Exercise details:
Counting task for the entries below: give the number of lines that contain the word "zipper", with no other text.

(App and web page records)
· · · ·

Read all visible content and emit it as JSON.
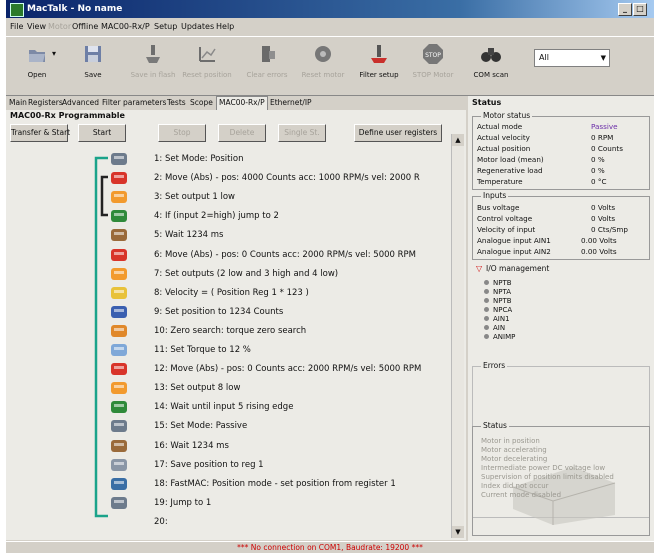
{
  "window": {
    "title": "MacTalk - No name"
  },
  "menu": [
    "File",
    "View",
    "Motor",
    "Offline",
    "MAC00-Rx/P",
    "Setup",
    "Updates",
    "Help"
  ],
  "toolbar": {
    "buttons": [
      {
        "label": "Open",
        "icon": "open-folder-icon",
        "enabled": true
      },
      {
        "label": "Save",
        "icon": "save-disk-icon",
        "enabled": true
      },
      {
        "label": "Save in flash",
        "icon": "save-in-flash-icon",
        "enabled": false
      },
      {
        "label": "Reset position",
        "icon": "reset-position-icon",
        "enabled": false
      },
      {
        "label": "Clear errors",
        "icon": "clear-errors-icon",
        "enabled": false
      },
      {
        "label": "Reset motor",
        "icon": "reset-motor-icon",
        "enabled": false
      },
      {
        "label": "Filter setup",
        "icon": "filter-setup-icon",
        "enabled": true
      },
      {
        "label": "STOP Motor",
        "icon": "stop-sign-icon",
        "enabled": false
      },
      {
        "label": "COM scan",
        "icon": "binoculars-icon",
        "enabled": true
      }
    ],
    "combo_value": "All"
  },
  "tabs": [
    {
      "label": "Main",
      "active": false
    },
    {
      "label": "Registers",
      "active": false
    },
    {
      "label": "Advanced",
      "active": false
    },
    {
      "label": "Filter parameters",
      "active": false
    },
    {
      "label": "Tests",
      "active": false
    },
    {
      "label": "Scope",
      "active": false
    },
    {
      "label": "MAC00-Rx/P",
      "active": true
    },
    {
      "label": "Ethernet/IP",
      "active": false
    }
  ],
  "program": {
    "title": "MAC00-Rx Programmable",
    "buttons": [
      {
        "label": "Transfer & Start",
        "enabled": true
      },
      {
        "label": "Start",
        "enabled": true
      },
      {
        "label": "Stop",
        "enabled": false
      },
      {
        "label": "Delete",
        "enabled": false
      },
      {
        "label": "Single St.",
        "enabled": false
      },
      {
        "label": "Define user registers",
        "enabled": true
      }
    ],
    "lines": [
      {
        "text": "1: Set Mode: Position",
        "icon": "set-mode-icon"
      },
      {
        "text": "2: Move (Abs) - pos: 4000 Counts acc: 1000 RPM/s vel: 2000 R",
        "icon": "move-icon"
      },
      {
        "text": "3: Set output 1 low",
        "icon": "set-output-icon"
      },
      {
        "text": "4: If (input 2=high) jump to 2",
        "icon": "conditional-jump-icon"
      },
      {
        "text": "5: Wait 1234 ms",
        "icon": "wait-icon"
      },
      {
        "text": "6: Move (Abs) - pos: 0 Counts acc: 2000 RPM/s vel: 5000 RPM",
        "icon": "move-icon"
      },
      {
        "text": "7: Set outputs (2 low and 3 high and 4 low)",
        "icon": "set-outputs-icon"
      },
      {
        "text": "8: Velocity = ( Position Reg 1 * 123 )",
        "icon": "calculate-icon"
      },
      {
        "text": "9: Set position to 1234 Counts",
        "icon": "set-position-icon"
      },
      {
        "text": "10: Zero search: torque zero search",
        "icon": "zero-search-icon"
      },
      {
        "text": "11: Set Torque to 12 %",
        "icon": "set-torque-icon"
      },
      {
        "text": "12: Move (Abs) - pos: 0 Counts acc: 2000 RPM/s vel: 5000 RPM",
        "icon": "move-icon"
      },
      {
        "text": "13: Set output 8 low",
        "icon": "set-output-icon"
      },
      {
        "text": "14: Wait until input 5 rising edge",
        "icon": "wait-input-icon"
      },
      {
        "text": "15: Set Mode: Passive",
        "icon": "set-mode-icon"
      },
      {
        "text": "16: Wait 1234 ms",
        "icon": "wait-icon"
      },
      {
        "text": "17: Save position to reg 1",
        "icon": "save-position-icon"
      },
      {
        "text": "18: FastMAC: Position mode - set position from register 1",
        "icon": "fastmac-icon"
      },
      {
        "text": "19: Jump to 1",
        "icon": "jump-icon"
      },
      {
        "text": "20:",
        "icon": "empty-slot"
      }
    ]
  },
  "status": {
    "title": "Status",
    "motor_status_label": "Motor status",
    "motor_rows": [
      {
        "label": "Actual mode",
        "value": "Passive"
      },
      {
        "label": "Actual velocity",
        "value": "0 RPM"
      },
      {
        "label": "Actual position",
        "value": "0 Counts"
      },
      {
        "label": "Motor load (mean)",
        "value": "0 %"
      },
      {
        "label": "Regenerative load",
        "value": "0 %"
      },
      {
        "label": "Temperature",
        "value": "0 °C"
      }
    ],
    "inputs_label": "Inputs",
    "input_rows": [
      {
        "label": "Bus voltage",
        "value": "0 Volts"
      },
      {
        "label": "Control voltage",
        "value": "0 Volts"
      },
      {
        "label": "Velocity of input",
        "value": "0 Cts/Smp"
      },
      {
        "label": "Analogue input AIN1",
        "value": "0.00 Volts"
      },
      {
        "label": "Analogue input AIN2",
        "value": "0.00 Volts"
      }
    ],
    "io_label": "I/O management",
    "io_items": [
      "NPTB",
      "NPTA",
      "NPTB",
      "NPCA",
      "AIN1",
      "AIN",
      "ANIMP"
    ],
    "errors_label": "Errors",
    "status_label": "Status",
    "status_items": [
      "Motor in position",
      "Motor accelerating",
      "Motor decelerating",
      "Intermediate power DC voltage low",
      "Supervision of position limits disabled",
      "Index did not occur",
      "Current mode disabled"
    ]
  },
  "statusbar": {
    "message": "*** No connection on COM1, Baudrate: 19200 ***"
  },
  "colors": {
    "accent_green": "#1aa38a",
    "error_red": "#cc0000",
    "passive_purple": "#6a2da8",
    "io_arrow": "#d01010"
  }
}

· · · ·

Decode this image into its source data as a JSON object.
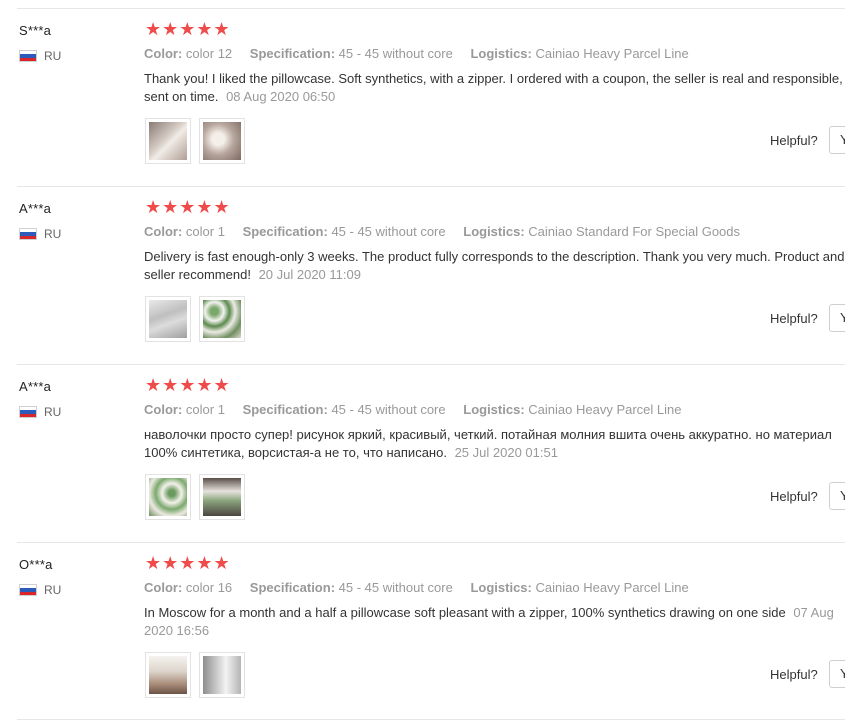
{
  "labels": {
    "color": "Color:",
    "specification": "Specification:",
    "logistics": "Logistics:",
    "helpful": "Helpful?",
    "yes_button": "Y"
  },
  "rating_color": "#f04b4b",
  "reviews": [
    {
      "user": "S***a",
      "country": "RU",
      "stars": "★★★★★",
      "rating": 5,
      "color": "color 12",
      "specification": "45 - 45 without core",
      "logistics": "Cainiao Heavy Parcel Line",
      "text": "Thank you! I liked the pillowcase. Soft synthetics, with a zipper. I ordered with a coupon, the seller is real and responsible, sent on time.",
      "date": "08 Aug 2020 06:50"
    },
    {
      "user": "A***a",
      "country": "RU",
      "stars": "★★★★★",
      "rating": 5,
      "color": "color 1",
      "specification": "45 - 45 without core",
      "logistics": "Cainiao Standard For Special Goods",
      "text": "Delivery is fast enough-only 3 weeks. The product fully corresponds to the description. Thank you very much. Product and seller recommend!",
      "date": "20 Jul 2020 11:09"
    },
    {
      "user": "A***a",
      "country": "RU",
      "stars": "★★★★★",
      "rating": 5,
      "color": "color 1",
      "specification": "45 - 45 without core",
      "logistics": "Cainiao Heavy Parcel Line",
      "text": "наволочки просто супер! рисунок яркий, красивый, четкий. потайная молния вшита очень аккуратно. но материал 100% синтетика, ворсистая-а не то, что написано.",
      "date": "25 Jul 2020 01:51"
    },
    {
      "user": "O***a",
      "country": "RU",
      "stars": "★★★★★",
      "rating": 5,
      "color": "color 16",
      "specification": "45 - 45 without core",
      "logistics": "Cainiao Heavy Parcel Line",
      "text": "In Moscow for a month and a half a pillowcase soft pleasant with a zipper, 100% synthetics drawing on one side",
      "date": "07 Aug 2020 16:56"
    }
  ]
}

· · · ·

Answer:
2